- [Extracted data entries]:
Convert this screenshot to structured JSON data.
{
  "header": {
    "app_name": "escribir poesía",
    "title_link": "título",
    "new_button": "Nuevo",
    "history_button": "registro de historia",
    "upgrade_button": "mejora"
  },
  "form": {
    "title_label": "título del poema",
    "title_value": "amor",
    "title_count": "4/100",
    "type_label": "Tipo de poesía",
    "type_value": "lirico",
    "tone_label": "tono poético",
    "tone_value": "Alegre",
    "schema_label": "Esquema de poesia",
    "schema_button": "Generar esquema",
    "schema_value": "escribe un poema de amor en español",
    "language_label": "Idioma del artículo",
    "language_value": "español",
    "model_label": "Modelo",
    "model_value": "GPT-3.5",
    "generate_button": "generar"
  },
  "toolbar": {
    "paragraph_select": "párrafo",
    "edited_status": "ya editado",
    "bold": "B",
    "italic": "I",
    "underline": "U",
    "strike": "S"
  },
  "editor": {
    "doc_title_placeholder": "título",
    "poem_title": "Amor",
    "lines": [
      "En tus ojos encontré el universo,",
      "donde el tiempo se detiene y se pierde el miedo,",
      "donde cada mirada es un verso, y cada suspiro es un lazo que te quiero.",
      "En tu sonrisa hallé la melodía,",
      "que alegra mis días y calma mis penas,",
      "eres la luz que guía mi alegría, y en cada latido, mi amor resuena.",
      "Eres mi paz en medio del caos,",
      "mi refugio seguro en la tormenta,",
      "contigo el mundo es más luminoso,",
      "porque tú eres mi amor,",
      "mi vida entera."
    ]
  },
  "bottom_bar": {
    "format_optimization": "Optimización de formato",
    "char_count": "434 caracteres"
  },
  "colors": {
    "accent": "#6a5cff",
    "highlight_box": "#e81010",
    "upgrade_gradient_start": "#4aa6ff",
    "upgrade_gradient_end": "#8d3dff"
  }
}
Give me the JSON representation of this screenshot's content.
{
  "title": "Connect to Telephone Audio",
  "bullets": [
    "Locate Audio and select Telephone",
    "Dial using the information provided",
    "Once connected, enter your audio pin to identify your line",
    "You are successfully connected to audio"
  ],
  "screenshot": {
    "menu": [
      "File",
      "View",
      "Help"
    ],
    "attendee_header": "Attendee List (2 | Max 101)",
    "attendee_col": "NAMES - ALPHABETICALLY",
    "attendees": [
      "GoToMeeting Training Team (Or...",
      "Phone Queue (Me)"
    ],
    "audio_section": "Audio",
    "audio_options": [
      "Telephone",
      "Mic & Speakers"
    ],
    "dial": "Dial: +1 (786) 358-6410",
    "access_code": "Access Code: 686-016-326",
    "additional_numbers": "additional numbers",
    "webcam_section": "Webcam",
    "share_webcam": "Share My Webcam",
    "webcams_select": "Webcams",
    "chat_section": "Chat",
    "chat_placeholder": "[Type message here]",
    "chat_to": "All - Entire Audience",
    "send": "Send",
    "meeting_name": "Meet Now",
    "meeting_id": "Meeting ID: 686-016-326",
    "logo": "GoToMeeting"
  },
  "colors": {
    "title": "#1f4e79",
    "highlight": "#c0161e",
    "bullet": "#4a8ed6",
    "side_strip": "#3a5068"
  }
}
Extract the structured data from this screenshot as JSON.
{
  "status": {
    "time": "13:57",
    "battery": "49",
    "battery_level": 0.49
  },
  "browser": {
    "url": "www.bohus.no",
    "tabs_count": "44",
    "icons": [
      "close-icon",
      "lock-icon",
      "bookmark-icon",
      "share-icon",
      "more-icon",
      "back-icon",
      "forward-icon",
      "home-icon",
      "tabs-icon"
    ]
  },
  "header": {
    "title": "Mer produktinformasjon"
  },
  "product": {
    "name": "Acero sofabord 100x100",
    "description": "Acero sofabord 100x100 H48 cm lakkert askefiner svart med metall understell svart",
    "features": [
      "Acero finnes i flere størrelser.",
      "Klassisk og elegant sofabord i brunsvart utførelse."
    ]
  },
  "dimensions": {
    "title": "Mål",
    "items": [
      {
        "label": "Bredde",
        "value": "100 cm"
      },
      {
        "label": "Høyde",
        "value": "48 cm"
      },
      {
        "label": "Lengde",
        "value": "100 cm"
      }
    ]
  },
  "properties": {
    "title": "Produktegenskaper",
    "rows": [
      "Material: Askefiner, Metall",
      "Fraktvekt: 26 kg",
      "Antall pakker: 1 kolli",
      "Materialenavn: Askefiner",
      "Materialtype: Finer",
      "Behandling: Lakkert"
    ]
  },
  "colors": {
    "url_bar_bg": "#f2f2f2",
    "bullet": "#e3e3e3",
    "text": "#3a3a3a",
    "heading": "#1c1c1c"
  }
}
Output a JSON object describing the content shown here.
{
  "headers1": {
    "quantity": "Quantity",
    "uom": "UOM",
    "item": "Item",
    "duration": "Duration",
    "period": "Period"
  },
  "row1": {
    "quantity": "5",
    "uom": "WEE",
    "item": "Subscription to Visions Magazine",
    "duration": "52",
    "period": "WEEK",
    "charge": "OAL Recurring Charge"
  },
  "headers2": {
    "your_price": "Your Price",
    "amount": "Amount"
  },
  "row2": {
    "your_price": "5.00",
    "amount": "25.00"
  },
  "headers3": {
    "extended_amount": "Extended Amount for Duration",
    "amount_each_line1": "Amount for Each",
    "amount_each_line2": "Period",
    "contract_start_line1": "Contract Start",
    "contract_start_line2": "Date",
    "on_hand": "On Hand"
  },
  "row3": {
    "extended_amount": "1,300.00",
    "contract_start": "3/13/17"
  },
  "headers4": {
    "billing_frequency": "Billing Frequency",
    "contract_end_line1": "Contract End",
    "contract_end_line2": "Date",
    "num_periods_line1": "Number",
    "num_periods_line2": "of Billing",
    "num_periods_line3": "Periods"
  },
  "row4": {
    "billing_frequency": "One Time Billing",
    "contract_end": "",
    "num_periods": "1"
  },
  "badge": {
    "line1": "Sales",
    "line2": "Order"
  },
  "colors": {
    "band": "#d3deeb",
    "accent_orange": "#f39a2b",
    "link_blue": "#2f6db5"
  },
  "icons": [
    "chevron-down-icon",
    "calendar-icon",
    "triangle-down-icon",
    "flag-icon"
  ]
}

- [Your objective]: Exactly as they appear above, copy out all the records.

- [Output for this task]:
Convert this screenshot to structured JSON data.
{
  "header": {
    "app_name": "escribir poesía",
    "title_link": "título",
    "new_button": "Nuevo",
    "history_button": "registro de historia",
    "upgrade_button": "mejora"
  },
  "form": {
    "title_label": "título del poema",
    "title_value": "amor",
    "title_count": "4/100",
    "type_label": "Tipo de poesía",
    "type_value": "lirico",
    "tone_label": "tono poético",
    "tone_value": "Alegre",
    "schema_label": "Esquema de poesia",
    "schema_button": "Generar esquema",
    "schema_value": "escribe un poema de amor en español",
    "language_label": "Idioma del artículo",
    "language_value": "español",
    "model_label": "Modelo",
    "model_value": "GPT-3.5",
    "generate_button": "generar"
  },
  "toolbar": {
    "paragraph_select": "párrafo",
    "edited_status": "ya editado",
    "bold": "B",
    "italic": "I",
    "underline": "U",
    "strike": "S"
  },
  "editor": {
    "doc_title_placeholder": "título",
    "poem_title": "Amor",
    "lines": [
      "En tus ojos encontré el universo,",
      "donde el tiempo se detiene y se pierde el miedo,",
      "donde cada mirada es un verso, y cada suspiro es un lazo que te quiero.",
      "En tu sonrisa hallé la melodía,",
      "que alegra mis días y calma mis penas,",
      "eres la luz que guía mi alegría, y en cada latido, mi amor resuena.",
      "Eres mi paz en medio del caos,",
      "mi refugio seguro en la tormenta,",
      "contigo el mundo es más luminoso,",
      "porque tú eres mi amor,",
      "mi vida entera."
    ]
  },
  "bottom_bar": {
    "format_optimization": "Optimización de formato",
    "char_count": "434 caracteres"
  },
  "colors": {
    "accent": "#6a5cff",
    "highlight_box": "#e81010",
    "upgrade_gradient_start": "#4aa6ff",
    "upgrade_gradient_end": "#8d3dff"
  }
}
Give me the JSON representation of this screenshot's content.
{
  "title": "Connect to Telephone Audio",
  "bullets": [
    "Locate Audio and select Telephone",
    "Dial using the information provided",
    "Once connected, enter your audio pin to identify your line",
    "You are successfully connected to audio"
  ],
  "screenshot": {
    "menu": [
      "File",
      "View",
      "Help"
    ],
    "attendee_header": "Attendee List (2 | Max 101)",
    "attendee_col": "NAMES - ALPHABETICALLY",
    "attendees": [
      "GoToMeeting Training Team (Or...",
      "Phone Queue (Me)"
    ],
    "audio_section": "Audio",
    "audio_options": [
      "Telephone",
      "Mic & Speakers"
    ],
    "dial": "Dial: +1 (786) 358-6410",
    "access_code": "Access Code: 686-016-326",
    "additional_numbers": "additional numbers",
    "webcam_section": "Webcam",
    "share_webcam": "Share My Webcam",
    "webcams_select": "Webcams",
    "chat_section": "Chat",
    "chat_placeholder": "[Type message here]",
    "chat_to": "All - Entire Audience",
    "send": "Send",
    "meeting_name": "Meet Now",
    "meeting_id": "Meeting ID: 686-016-326",
    "logo": "GoToMeeting"
  },
  "colors": {
    "title": "#1f4e79",
    "highlight": "#c0161e",
    "bullet": "#4a8ed6",
    "side_strip": "#3a5068"
  }
}
Extract the structured data from this screenshot as JSON.
{
  "status": {
    "time": "13:57",
    "battery": "49",
    "battery_level": 0.49
  },
  "browser": {
    "url": "www.bohus.no",
    "tabs_count": "44",
    "icons": [
      "close-icon",
      "lock-icon",
      "bookmark-icon",
      "share-icon",
      "more-icon",
      "back-icon",
      "forward-icon",
      "home-icon",
      "tabs-icon"
    ]
  },
  "header": {
    "title": "Mer produktinformasjon"
  },
  "product": {
    "name": "Acero sofabord 100x100",
    "description": "Acero sofabord 100x100 H48 cm lakkert askefiner svart med metall understell svart",
    "features": [
      "Acero finnes i flere størrelser.",
      "Klassisk og elegant sofabord i brunsvart utførelse."
    ]
  },
  "dimensions": {
    "title": "Mål",
    "items": [
      {
        "label": "Bredde",
        "value": "100 cm"
      },
      {
        "label": "Høyde",
        "value": "48 cm"
      },
      {
        "label": "Lengde",
        "value": "100 cm"
      }
    ]
  },
  "properties": {
    "title": "Produktegenskaper",
    "rows": [
      "Material: Askefiner, Metall",
      "Fraktvekt: 26 kg",
      "Antall pakker: 1 kolli",
      "Materialenavn: Askefiner",
      "Materialtype: Finer",
      "Behandling: Lakkert"
    ]
  },
  "colors": {
    "url_bar_bg": "#f2f2f2",
    "bullet": "#e3e3e3",
    "text": "#3a3a3a",
    "heading": "#1c1c1c"
  }
}
Output a JSON object describing the content shown here.
{
  "headers1": {
    "quantity": "Quantity",
    "uom": "UOM",
    "item": "Item",
    "duration": "Duration",
    "period": "Period"
  },
  "row1": {
    "quantity": "5",
    "uom": "WEE",
    "item": "Subscription to Visions Magazine",
    "duration": "52",
    "period": "WEEK",
    "charge": "OAL Recurring Charge"
  },
  "headers2": {
    "your_price": "Your Price",
    "amount": "Amount"
  },
  "row2": {
    "your_price": "5.00",
    "amount": "25.00"
  },
  "headers3": {
    "extended_amount": "Extended Amount for Duration",
    "amount_each_line1": "Amount for Each",
    "amount_each_line2": "Period",
    "contract_start_line1": "Contract Start",
    "contract_start_line2": "Date",
    "on_hand": "On Hand"
  },
  "row3": {
    "extended_amount": "1,300.00",
    "contract_start": "3/13/17"
  },
  "headers4": {
    "billing_frequency": "Billing Frequency",
    "contract_end_line1": "Contract End",
    "contract_end_line2": "Date",
    "num_periods_line1": "Number",
    "num_periods_line2": "of Billing",
    "num_periods_line3": "Periods"
  },
  "row4": {
    "billing_frequency": "One Time Billing",
    "contract_end": "",
    "num_periods": "1"
  },
  "badge": {
    "line1": "Sales",
    "line2": "Order"
  },
  "colors": {
    "band": "#d3deeb",
    "accent_orange": "#f39a2b",
    "link_blue": "#2f6db5"
  },
  "icons": [
    "chevron-down-icon",
    "calendar-icon",
    "triangle-down-icon",
    "flag-icon"
  ]
}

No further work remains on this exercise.